▶ **YOUR INSTRUCTIONS**: The word "folder" occurs in some lines of the listing. Copy those lines.
--*--
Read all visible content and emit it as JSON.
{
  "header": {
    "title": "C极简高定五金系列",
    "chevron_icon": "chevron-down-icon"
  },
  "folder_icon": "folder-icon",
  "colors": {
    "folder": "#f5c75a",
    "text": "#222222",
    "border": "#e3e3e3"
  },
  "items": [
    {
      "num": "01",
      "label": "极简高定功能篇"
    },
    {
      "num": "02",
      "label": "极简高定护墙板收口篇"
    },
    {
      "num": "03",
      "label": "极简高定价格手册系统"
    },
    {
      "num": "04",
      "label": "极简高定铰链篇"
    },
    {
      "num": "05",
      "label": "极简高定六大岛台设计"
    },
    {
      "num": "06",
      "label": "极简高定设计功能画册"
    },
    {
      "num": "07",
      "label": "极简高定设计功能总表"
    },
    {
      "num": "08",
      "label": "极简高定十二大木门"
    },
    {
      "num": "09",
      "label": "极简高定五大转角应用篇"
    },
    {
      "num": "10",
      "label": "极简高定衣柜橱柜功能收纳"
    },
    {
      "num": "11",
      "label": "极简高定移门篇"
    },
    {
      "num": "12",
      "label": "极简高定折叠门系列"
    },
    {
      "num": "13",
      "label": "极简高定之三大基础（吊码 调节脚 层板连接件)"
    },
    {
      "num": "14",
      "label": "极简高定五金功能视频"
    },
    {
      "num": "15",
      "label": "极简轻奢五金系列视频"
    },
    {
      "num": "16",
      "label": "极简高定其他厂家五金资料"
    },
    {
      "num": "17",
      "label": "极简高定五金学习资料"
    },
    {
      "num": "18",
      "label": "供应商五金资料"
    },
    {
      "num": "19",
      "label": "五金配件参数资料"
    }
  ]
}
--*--
▶ **FINISHED EXERCISE**:
  "folder_icon": "folder-icon",
    "folder": "#f5c75a",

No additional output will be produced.